works) carried out outside peak hours in a year (UK) – % of network where the guaranteed distance between

work sites is at least 5 km (minimum 50%, ANAS, motorways) – % of network, where works are carried at off-peak hours

in the case of short-term works (minimum 70%, ANAS, motorways).

– actual duration of maintenance works in relation to the annual time limit in this respect – time of travel delays

caused by roadworks

Calculated for the entire network or individual geographical regions (JRB, KPI 3).

E.g. delays in travel time caused by roadworks that are not longer than X minutes (ASFINAG).

– actual response time in relation to the respective target of the response time

– % of the national road network salted within 3 hours ahead of the forecast snowfall or formation of ice (UK Road Users’

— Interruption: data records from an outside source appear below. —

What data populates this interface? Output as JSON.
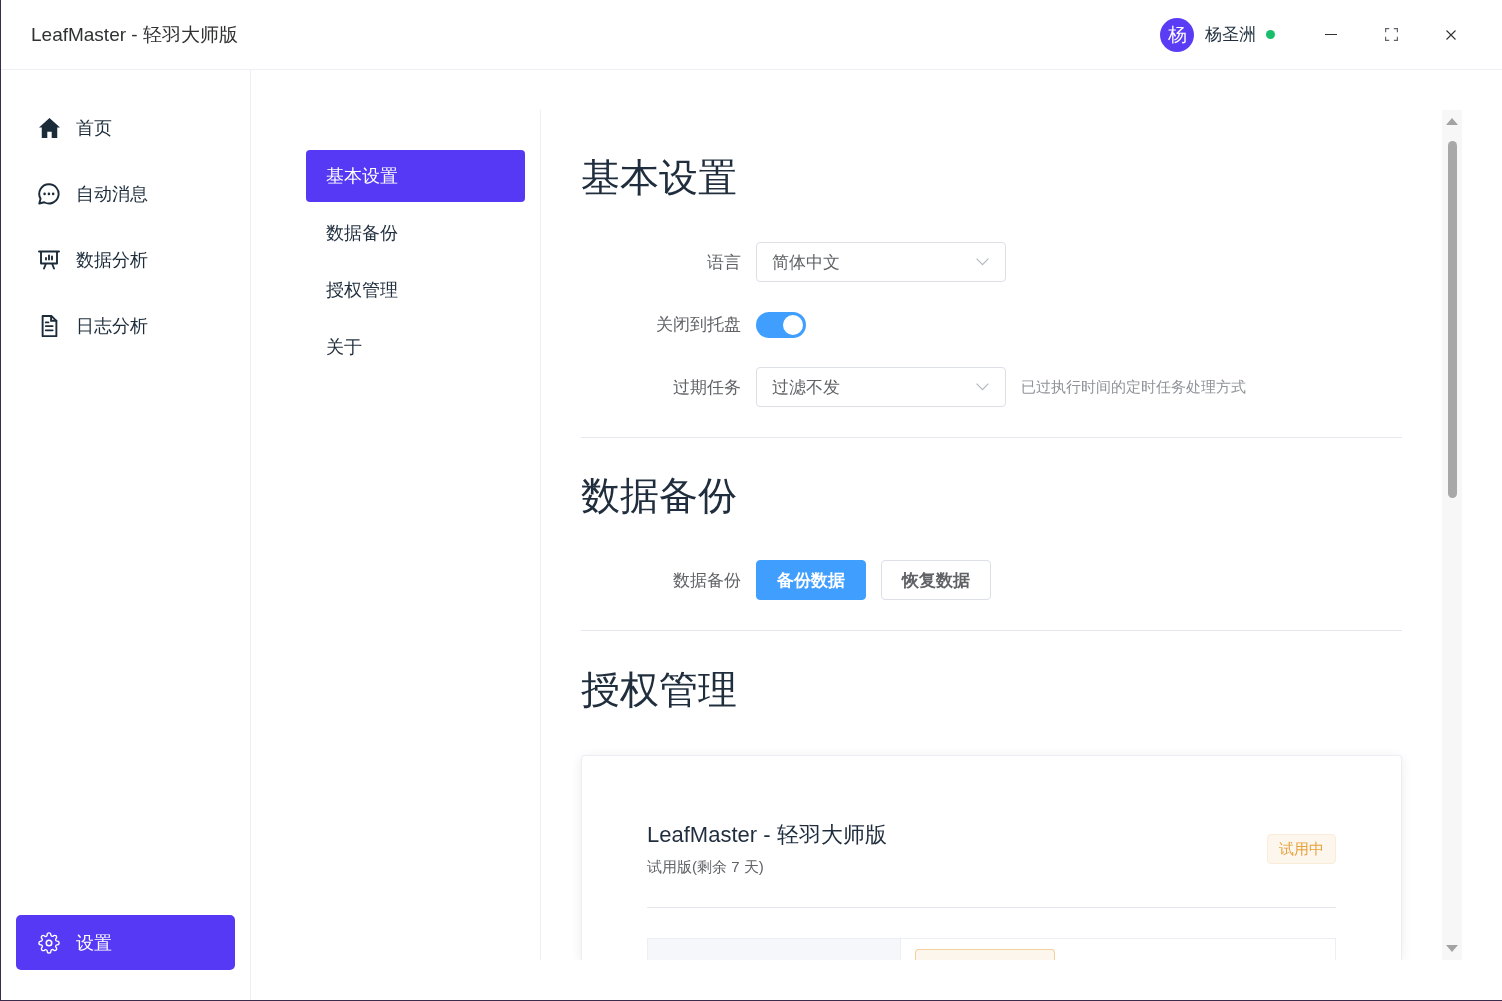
{
  "window": {
    "title": "LeafMaster - 轻羽大师版",
    "user": {
      "avatar": "杨",
      "name": "杨圣洲",
      "online": true
    }
  },
  "sidebar": {
    "items": [
      {
        "label": "首页",
        "selected": false
      },
      {
        "label": "自动消息",
        "selected": false
      },
      {
        "label": "数据分析",
        "selected": false
      },
      {
        "label": "日志分析",
        "selected": false
      }
    ],
    "bottom_item": {
      "label": "设置",
      "selected": true
    }
  },
  "settings_nav": [
    {
      "label": "基本设置",
      "selected": true
    },
    {
      "label": "数据备份",
      "selected": false
    },
    {
      "label": "授权管理",
      "selected": false
    },
    {
      "label": "关于",
      "selected": false
    }
  ],
  "sections": [
    {
      "kind": "form",
      "title": "基本设置",
      "fields": [
        {
          "kind": "select",
          "label": "语言",
          "value": "简体中文"
        },
        {
          "kind": "switch",
          "label": "关闭到托盘",
          "on": true
        },
        {
          "kind": "select",
          "label": "过期任务",
          "value": "过滤不发",
          "hint": "已过执行时间的定时任务处理方式"
        }
      ]
    },
    {
      "kind": "form",
      "title": "数据备份",
      "fields": [
        {
          "kind": "buttons",
          "label": "数据备份",
          "buttons": [
            {
              "label": "备份数据",
              "kind": "primary"
            },
            {
              "label": "恢复数据",
              "kind": "default"
            }
          ]
        }
      ]
    },
    {
      "kind": "license",
      "title": "授权管理",
      "card": {
        "product": "LeafMaster - 轻羽大师版",
        "subtitle": "试用版(剩余 7 天)",
        "status": {
          "label": "试用中",
          "kind": "warning"
        }
      }
    }
  ]
}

Charter and ANAS, motorways)

– % of repairs to the pavement carried out within X days from detection/obtaining instructions to fill potholes in the pavement (e.g. 3 days, World Bank specifications)

– filling cracks of a width exceeding 3 mm within X days from detection (e.g. 7 days, World Bank specifications)

– removal of soil, splinters or other obstacles within X hours, if there is threat to traffic, and within X hours, if there is no threat to traffic (e.g. 1 hour and 36 hours respectively, World Bank specifications)

– removal of rubble, debris, branches etc. lying on the road – % of cases of commencing intervention within 3 hours from notification (minimum 85%, ANAS, motorways)

– repair of damaged barriers and traffic signs at sites with an increased risk – % of cases of commencing intervention within 24 hours from notification (minimum 85%, ANAS, motorways).

Source: as above.

Indicators and Methodology of Research